In the gold market, to keep a price at a given level, all the gold that finds buyers at that price, must be supplied immediately. Otherwise, the price will rise until the amount offered is rationed among those willing to pay a higher price.

Today, there is not enough gold offered for sale to satisfy demand for gold at $550 dollars an ounce. Gigantic quantities of paper money and magnetic money all over the world are seeking a safe haven in all sorts of tangible and valuable goods, a place where the purchasing power of this money will be protected against the depreciation of fiat. The WBCs today either cannot or do not wish to let go of gold in quantities sufficient to keep the price of gold in check.

The public and big investors in the Western World are hardly aware of what is going on in the gold market. When a handful of investors with a few billions of dollars in spendable funds take notice – which may happen any day now – then gold will have to rise to prices we can hardly imagine today.

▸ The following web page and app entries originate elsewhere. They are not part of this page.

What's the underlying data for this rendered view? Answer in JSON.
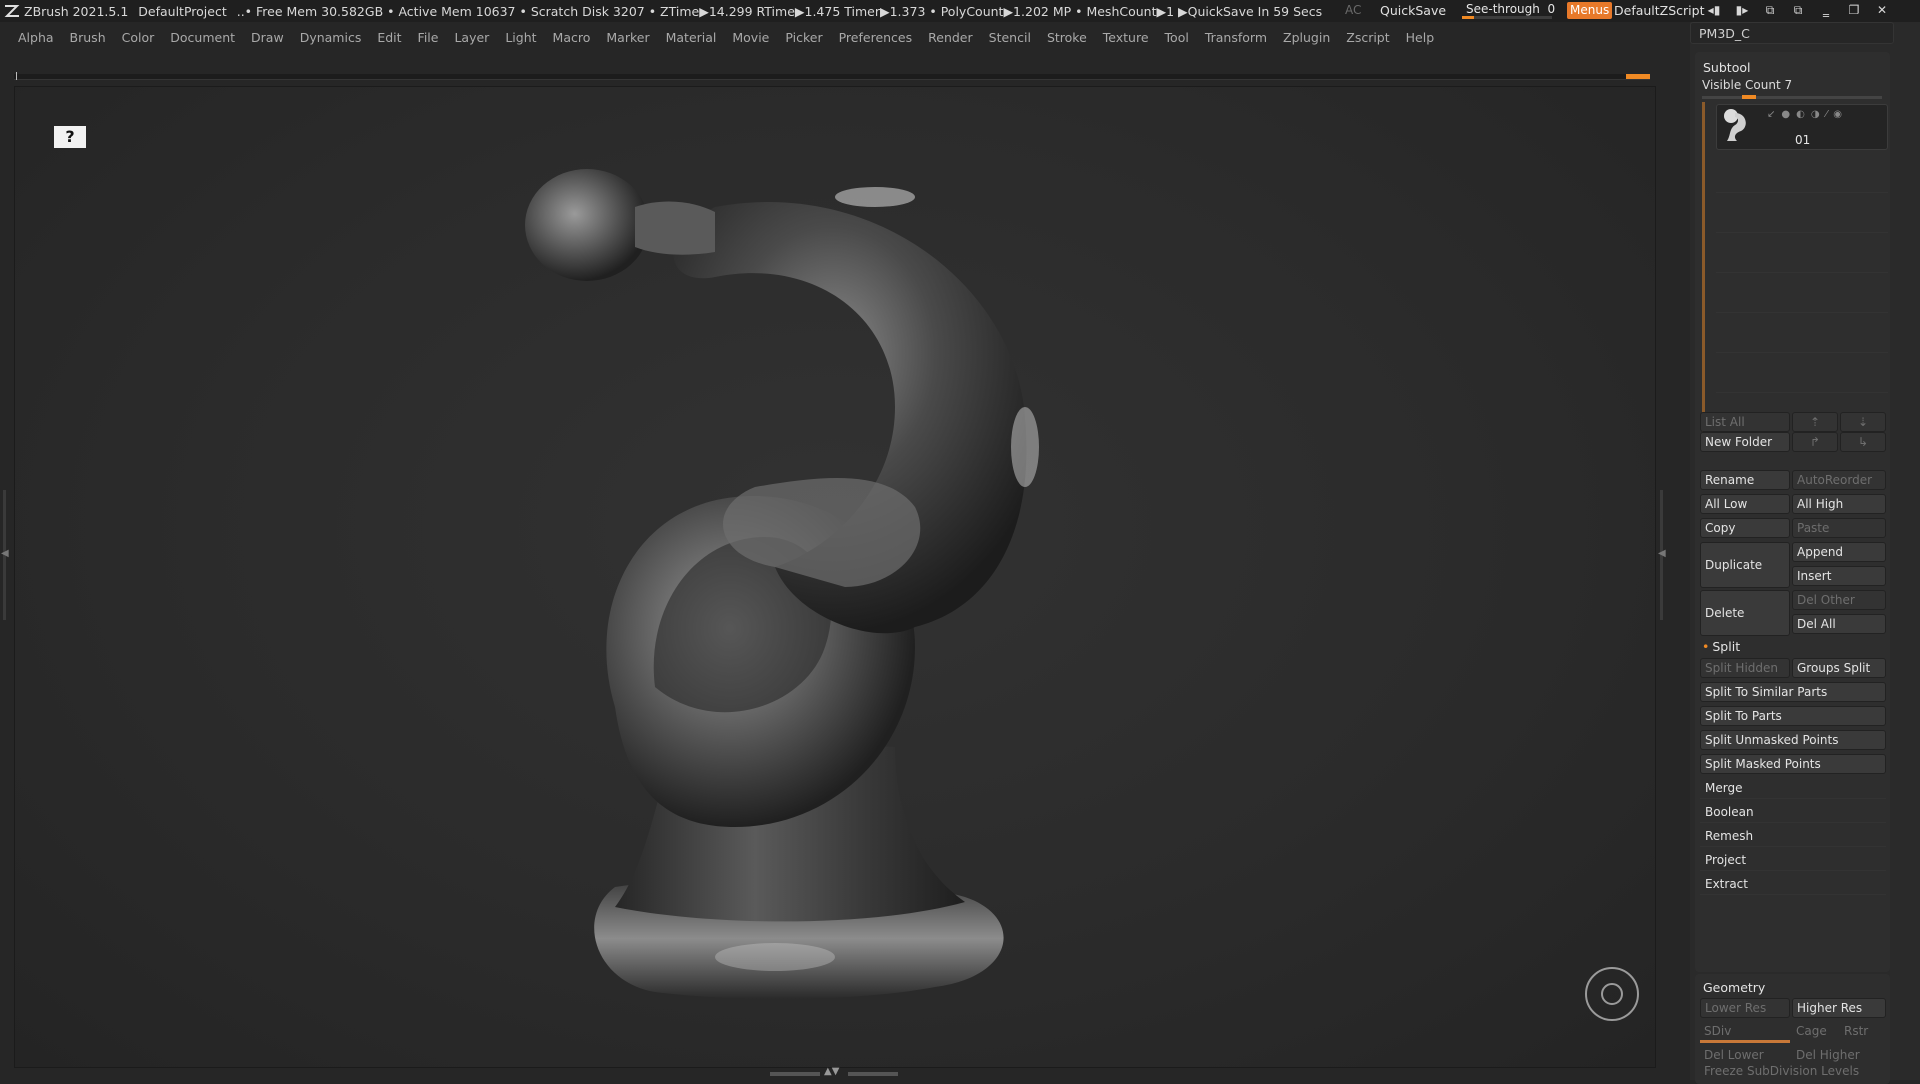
{
  "titlebar": {
    "app": "ZBrush 2021.5.1",
    "project": "DefaultProject",
    "status": "..• Free Mem 30.582GB • Active Mem 10637 • Scratch Disk 3207 • ZTime▶14.299 RTime▶1.475 Timer▶1.373 • PolyCount▶1.202 MP • MeshCount▶1  ▶QuickSave In 59 Secs",
    "ac": "AC",
    "quicksave": "QuickSave",
    "see_through_label": "See-through",
    "see_through_value": "0",
    "menus": "Menus",
    "default_zscript": "DefaultZScript"
  },
  "menubar": {
    "items": [
      "Alpha",
      "Brush",
      "Color",
      "Document",
      "Draw",
      "Dynamics",
      "Edit",
      "File",
      "Layer",
      "Light",
      "Macro",
      "Marker",
      "Material",
      "Movie",
      "Picker",
      "Preferences",
      "Render",
      "Stencil",
      "Stroke",
      "Texture",
      "Tool",
      "Transform",
      "Zplugin",
      "Zscript",
      "Help"
    ]
  },
  "canvas": {
    "help_badge": "?"
  },
  "panel": {
    "tray_title": "PM3D_C",
    "subtool": {
      "title": "Subtool",
      "visible_count": "Visible Count 7",
      "item_name": "01",
      "list_all": "List All",
      "new_folder": "New Folder",
      "rename": "Rename",
      "auto_reorder": "AutoReorder",
      "all_low": "All Low",
      "all_high": "All High",
      "copy": "Copy",
      "paste": "Paste",
      "duplicate": "Duplicate",
      "append": "Append",
      "insert": "Insert",
      "delete": "Delete",
      "del_other": "Del Other",
      "del_all": "Del All",
      "split": "Split",
      "split_hidden": "Split Hidden",
      "groups_split": "Groups Split",
      "split_similar": "Split To Similar Parts",
      "split_parts": "Split To Parts",
      "split_unmasked": "Split Unmasked Points",
      "split_masked": "Split Masked Points",
      "merge": "Merge",
      "boolean": "Boolean",
      "remesh": "Remesh",
      "project": "Project",
      "extract": "Extract"
    },
    "geometry": {
      "title": "Geometry",
      "lower_res": "Lower Res",
      "higher_res": "Higher Res",
      "sdiv": "SDiv",
      "cage": "Cage",
      "rstr": "Rstr",
      "del_lower": "Del Lower",
      "del_higher": "Del Higher",
      "freeze": "Freeze SubDivision Levels"
    }
  },
  "colors": {
    "accent": "#f08a24",
    "menus_bg": "#e8792a",
    "canvas_bg": "#2b2b2b"
  }
}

We are about to see a “bank run” on the WCBs.

Down here in Mexico, we know what a “bank run” on our Central Bank means.

“We’ve seen that movie before”. First the CB says that its reserves of dollars are more than adequate; it assures us that foreign investment will continue flowing into the country in abundance; it argues that “a devaluation would not be helpful in any way”. Finally, one fine afternoon the CB announces that next day, the market will determine the new quote for the dollar and - Lo and Behold! - we have what could not possibly happen: a devaluation.

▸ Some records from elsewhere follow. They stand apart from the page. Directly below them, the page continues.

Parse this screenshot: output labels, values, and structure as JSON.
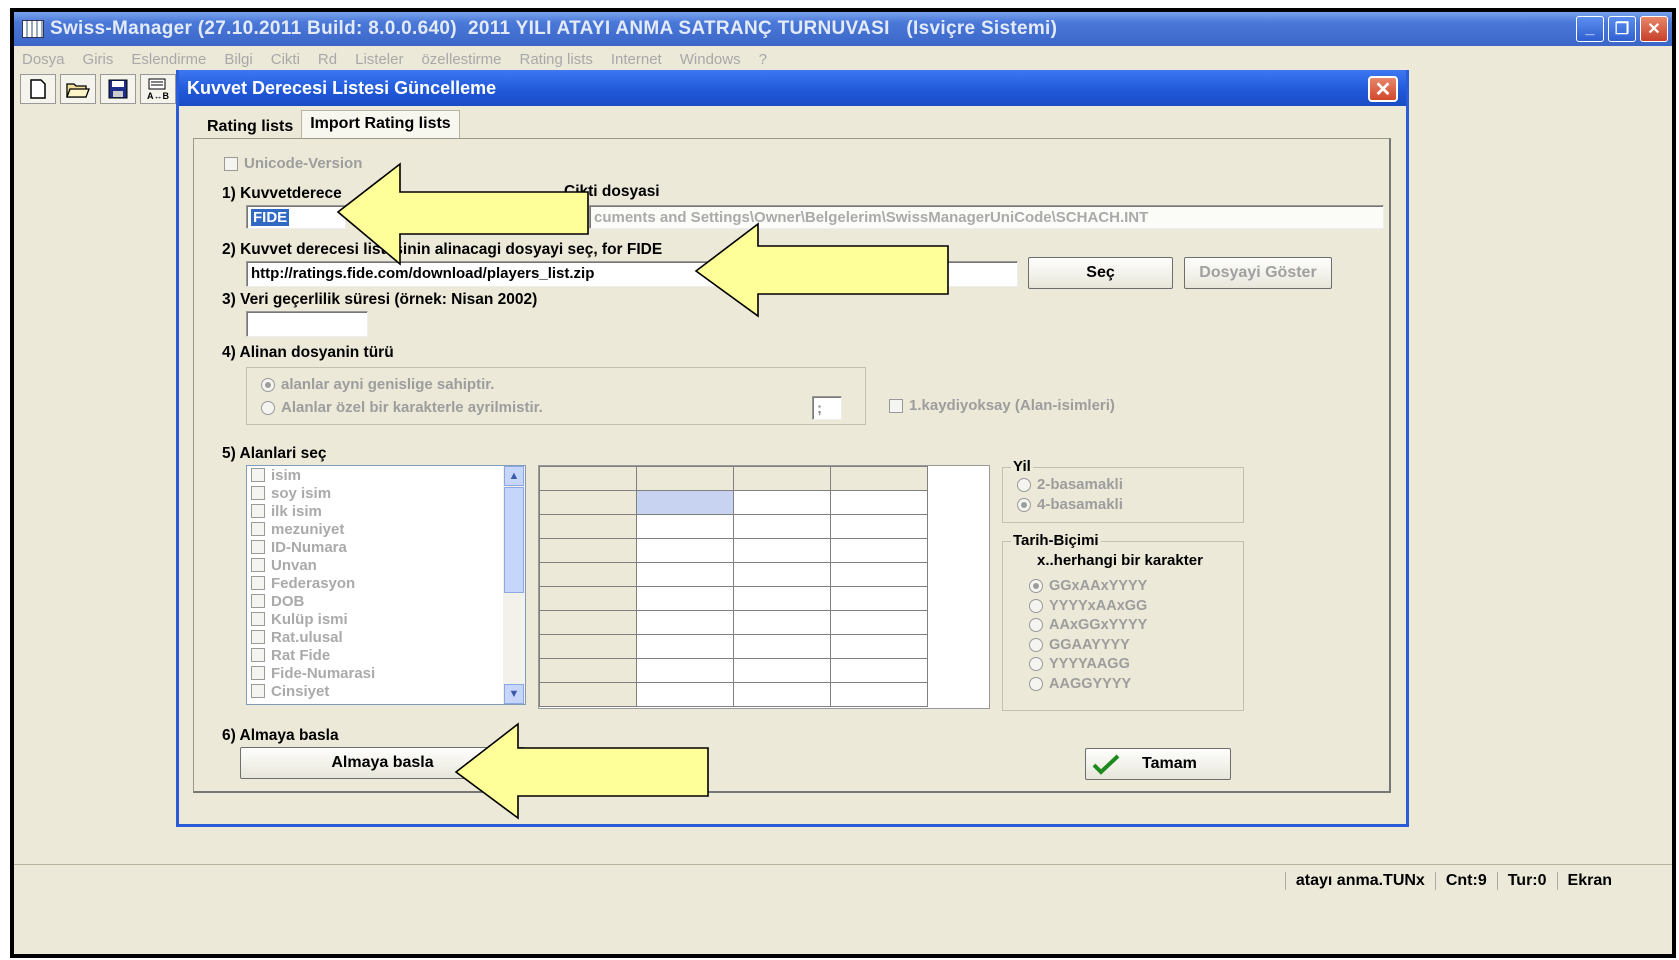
{
  "app": {
    "title": "Swiss-Manager (27.10.2011 Build: 8.0.0.640)  2011 YILI ATAYI ANMA SATRANÇ TURNUVASI   (Isviçre Sistemi)",
    "menu": [
      "Dosya",
      "Giris",
      "Eslendirme",
      "Bilgi",
      "Cikti",
      "Rd",
      "Listeler",
      "özellestirme",
      "Rating lists",
      "Internet",
      "Windows",
      "?"
    ],
    "toolbar_icons": [
      "new-file-icon",
      "open-folder-icon",
      "save-disk-icon",
      "pairing-icon"
    ]
  },
  "dialog": {
    "title": "Kuvvet Derecesi Listesi Güncelleme",
    "tabs": [
      "Rating lists",
      "Import Rating lists"
    ],
    "active_tab": "Import Rating lists",
    "unicode_label": "Unicode-Version",
    "step1": {
      "label_left": "1) Kuvvetderece",
      "label_right": "Cikti dosyasi",
      "value_selected": "FIDE",
      "path_fragment": "cuments and Settings\\Owner\\Belgelerim\\SwissManagerUniCode\\SCHACH.INT"
    },
    "step2": {
      "label": "2) Kuvvet derecesi listesinin alinacagi dosyayi seç, for FIDE",
      "url": "http://ratings.fide.com/download/players_list.zip",
      "select_button": "Seç",
      "show_button": "Dosyayi Göster"
    },
    "step3": {
      "label": "3) Veri geçerlilik süresi (örnek: Nisan 2002)",
      "value": ""
    },
    "step4": {
      "label": "4) Alinan dosyanin türü",
      "option_fixed": "alanlar ayni genislige sahiptir.",
      "option_delimited": "Alanlar özel bir karakterle ayrilmistir.",
      "delimiter": ";",
      "ignore_first_label": "1.kaydiyoksay (Alan-isimleri)"
    },
    "step5": {
      "label": "5) Alanlari seç",
      "fields": [
        "isim",
        "soy isim",
        "ilk isim",
        "mezuniyet",
        "ID-Numara",
        "Unvan",
        "Federasyon",
        "DOB",
        "Kulüp ismi",
        "Rat.ulusal",
        "Rat Fide",
        "Fide-Numarasi",
        "Cinsiyet"
      ]
    },
    "year_group": {
      "legend": "Yil",
      "options": [
        "2-basamakli",
        "4-basamakli"
      ],
      "selected": 1
    },
    "date_group": {
      "legend": "Tarih-Biçimi",
      "hint": "x..herhangi bir karakter",
      "options": [
        "GGxAAxYYYY",
        "YYYYxAAxGG",
        "AAxGGxYYYY",
        "GGAAYYYY",
        "YYYYAAGG",
        "AAGGYYYY"
      ],
      "selected": 0
    },
    "step6": {
      "label": "6) Almaya basla",
      "start_button": "Almaya basla"
    },
    "ok_button": "Tamam"
  },
  "statusbar": {
    "file": "atayı anma.TUNx",
    "count": "Cnt:9",
    "round": "Tur:0",
    "mode": "Ekran"
  }
}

The “bank run” on the WCBs is similar, except that what is running short is gold and not dollar reserves, of which the WCBs have mountains.

Gold on sale, cheap, is over! It’s over, either because the WCBs are running low on gold, or because they do not wish to sell what remains in their vaults. (According to some respected detectives in this matter, the WCBs do not have anything close to the 31,000 tonnes of gold they report, for that amount includes gold “leased” in prior years – still carried on the books, though long gone – and that “leased” gold will never be recovered. Probably, the WCBs have at the most 20,000 tonnes, perhaps only 16,000 tonnes, and that might be the reason they do not wish to sell more.)

Another reason for not selling, is that there is no longer unanimity amongst the WCBs about getting rid of gold; some CBs have said that they want to – Heaven Forbid! – increase their gold reserves. The selling CBs have second thoughts: “Why sell, if our gold is simply going to Russia’s or China’s vaults?”

Gold has defeated the WCBs! The nightmare of electronic money for humanity from now till doomsday is turning out to be a farce; the scam of fiat money we have lived in since the 30’s will soon be clear for all to see. In terms of fiat money, any number for a price of gold is imaginable.

Stay tuned. It’s going to be a fantastic show.